After a massive international campaign for their release, the government “compromised” and commuted the sentences of Schwab and Fielden to life imprisonment. Lingg cheated the hangman by committing suicide in his cell the day before the executions. On November 11th 1887 Albert Parsons, George Engel, August Spies and Adolf Fischer were hanged. Six hundred thousand working people turned out for their funeral. The campaign to free Neebe, Schwab and Fielden continued.
On June 26 1893, Governor Altgeld set them free because they were innocent of the crime for which they had been tried.
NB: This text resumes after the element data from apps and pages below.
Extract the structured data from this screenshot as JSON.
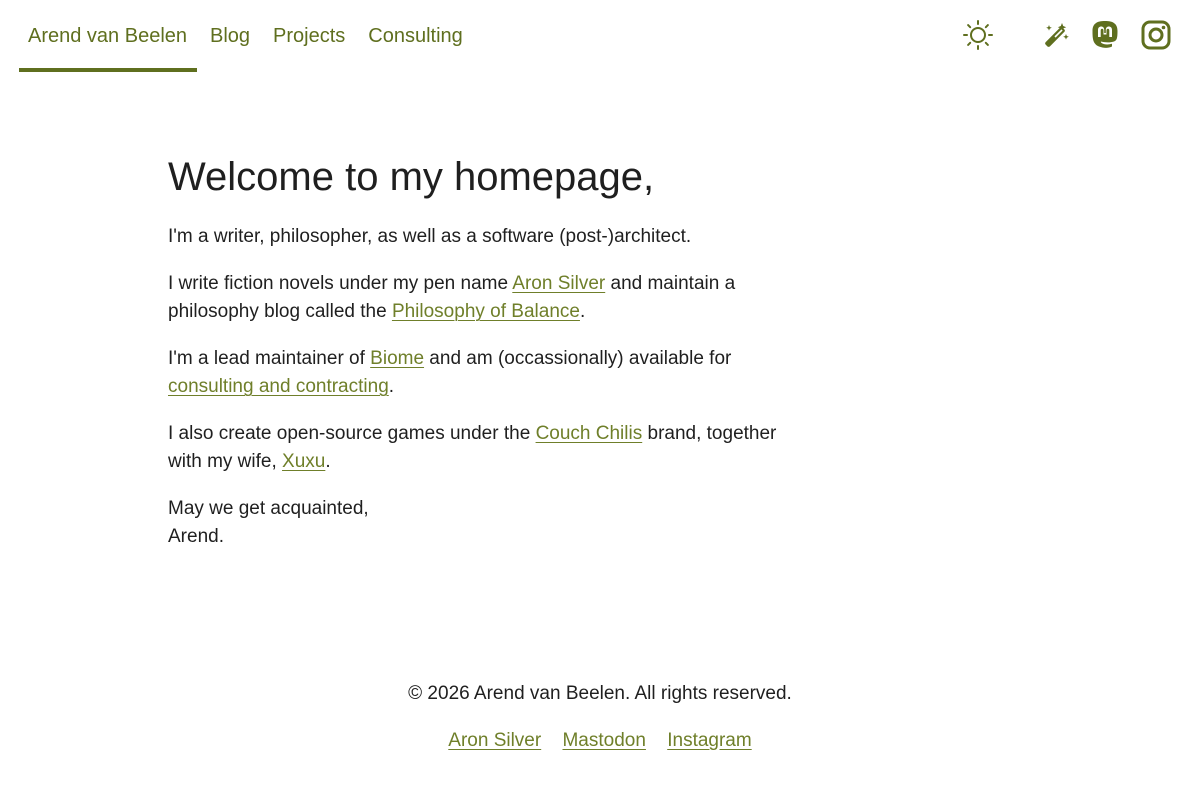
{
  "nav": {
    "items": [
      {
        "label": "Arend van Beelen",
        "active": true
      },
      {
        "label": "Blog",
        "active": false
      },
      {
        "label": "Projects",
        "active": false
      },
      {
        "label": "Consulting",
        "active": false
      }
    ]
  },
  "header_icons": [
    "sun-icon",
    "magic-wand-icon",
    "mastodon-icon",
    "instagram-icon"
  ],
  "colors": {
    "accent": "#5f6f1f",
    "link": "#6f7f2a",
    "text": "#1f1f1f",
    "background": "#ffffff"
  },
  "main": {
    "heading": "Welcome to my homepage,",
    "p1": "I'm a writer, philosopher, as well as a software (post-)architect.",
    "p2": {
      "before": "I write fiction novels under my pen name ",
      "link1": "Aron Silver",
      "middle": " and maintain a philosophy blog called the ",
      "link2": "Philosophy of Balance",
      "after": "."
    },
    "p3": {
      "before": "I'm a lead maintainer of ",
      "link1": "Biome",
      "middle": " and am (occassionally) available for ",
      "link2": "consulting and contracting",
      "after": "."
    },
    "p4": {
      "before": "I also create open-source games under the ",
      "link1": "Couch Chilis",
      "middle": " brand, together with my wife, ",
      "link2": "Xuxu",
      "after": "."
    },
    "p5": {
      "line1": "May we get acquainted,",
      "line2": "Arend."
    }
  },
  "footer": {
    "copyright": "© 2026 Arend van Beelen. All rights reserved.",
    "links": [
      "Aron Silver",
      "Mastodon",
      "Instagram"
    ]
  }
}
They and the hanged men had been the victims of “hysteria, packed juries and a biased judge.” Evidence later came to light that the bomb may have been thrown by a police agent working for Captain Bonfield, as part of a conspiracy involving certain steel bosses to discredit the labor movement.
The Legacy of the Haymarket Incident
When Spies addressed the court after he had been sentenced to die, he was confident the repression of the government would not succeed. “If you think that by hanging us you can stamp out the labor movement . . . the movement from which the downtrodden millions, the millions who toil in misery and want, expect salvation—if this is your opinion, then hang us! Here you will tread on a spark, but there and there, behind you and in front of you, and everywhere, flames blaze up. It is a subterranean fire. You cannot put it out.”
Nevertheless, rather than suppressing labor and radical movements, the events of 1886 and the execution of the Chicago anarchists actually mobilized many generations of radicals. Two lesser known but inspirational revolutionary women emerged out of this legacy. Emma Goldman- who would become a famous anarchist speaker, feminist and labor activist from the 1910’s through the 1930’s- was a young immigrant from Russia at the time, later pointed to the Haymarket affair as her moment of political birth. Lucy Gonzalez Parsons, widow to Chicago Martyr Albert Parsons, was born in Texas as a slave and was of Black, Native American and Mexican ancestry, played a leading role in campaigning for the release of the imprisoned activists. Active in anarchist and labor movements long before the Haymarket incident, she continued to play a role in labor organizing (participating in the founding of the radical Industrial Workers of the World), advocated for women workers, published an anarchist newspaper The Liberator and fought for racial justice up until her death in 1942 at 89 years old.
By covering up the history of May Day, the government, business, mainstream unions, and the media have attempted to hide an entire legacy of dissent in this country. They are terrified of what a similarly militant and organized movement could accomplish today, and they suppress the seeds of such organization whenever and wherever they can. As workers, students and community members committed to building a new and free society, we must recognize and commemorate May Day not only for its historical significance, but also as a time to organize around issues of vital importance to working-class people today.